She told me that TAMP, or the Transition Assistance Management Program, helps people write resumes, practice interview skills, navigate the federal job application process, and learn various other career-related skills (Marie took the Federal Resume class, which you can read about here). She gave me a calendar of classes and I signed up for one purely out of curiosity. I approached my first class, “Career Assessment,” with a degree of skepticism. After all, how good can free be?
My cynicism quickly turned to admiration as the instructor deftly guided the class through a series of fun exercises, all culminating in realistic answers to the daunting question, “What do I want to be when I grow up?” I was so pleased with the class that I immediately signed up for several more. Each class provided a wealth of useful, up-to-date knowledge and skills. I found myself asking a new question, “Why didn’t I take these classes sooner?”
The answer to that question came after I had taken almost all of the course offerings. My friend, whom I now knew to be an important part of my career network, let me know about a job that she thought I would really enjoy. I worked hard to apply the skills I learned in the TAMP classes, as well as seeking out one-on-one help for my resume and interview. I was rewarded for my efforts, and was offered a position with the TAMP team. For the last year, I’ve had the ultimate satisfaction of working in a position that is perfect for me and with a team that I love.
And that’s how amazing, awesome, fantastic, and wonderful free can be!
How TAMP can help YOU:
Whether you are looking for a job in Okinawa or you are heading back to the states and need help with your job search, the Marine & Family Programs-Resources can help.
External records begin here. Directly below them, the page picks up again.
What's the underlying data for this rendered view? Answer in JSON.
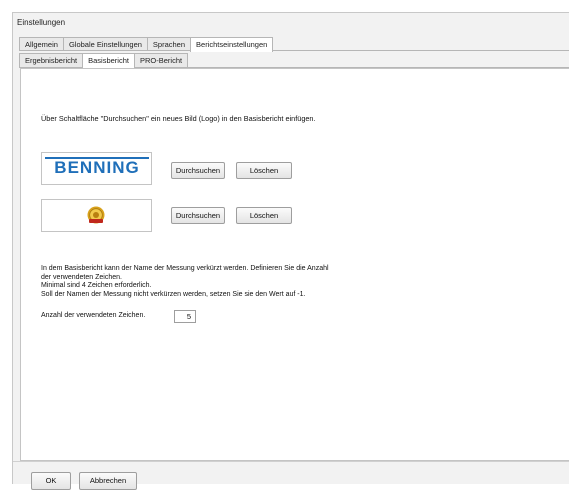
{
  "window": {
    "title": "Einstellungen"
  },
  "tabs": [
    "Allgemein",
    "Globale Einstellungen",
    "Sprachen",
    "Berichtseinstellungen"
  ],
  "subtabs": [
    "Ergebnisbericht",
    "Basisbericht",
    "PRO-Bericht"
  ],
  "content": {
    "intro": "Über Schaltfläche \"Durchsuchen\" ein neues Bild (Logo) in den Basisbericht einfügen.",
    "logo1_text": "BENNING",
    "logo2_icon": "gold-seal-badge-icon",
    "browse_label": "Durchsuchen",
    "delete_label": "Löschen",
    "desc_lines": [
      "In dem Basisbericht kann der Name der Messung verkürzt werden. Definieren Sie die Anzahl",
      "der verwendeten Zeichen.",
      "Minimal sind 4 Zeichen erforderlich.",
      "Soll der Namen der Messung nicht verkürzen werden, setzen Sie sie den Wert auf -1."
    ],
    "count_label": "Anzahl der verwendeten Zeichen.",
    "count_value": "5"
  },
  "footer": {
    "ok_label": "OK",
    "cancel_label": "Abbrechen"
  },
  "colors": {
    "brand": "#1f6fb9",
    "badge_gold": "#d9a21b",
    "badge_red": "#c0281c"
  }
}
They offer workshops on:
- Federal Government Employment Process
- Resume Writing
- Federal Resume Writing
- Ace the Interview
- Career Assessment
- Professional Communication
- Job Fair Success
- Social Network Your Way to a Job
TAMP has offices on Camps Schwab, Hansen, Courtney, Foster, and Kinser. Their team offers assistance through the maze of finding a job.
Website: Marine and Family Programs – Resources (Click on the Transition Readiness Program)
Phone: 645-3151 (Camp Foster Office)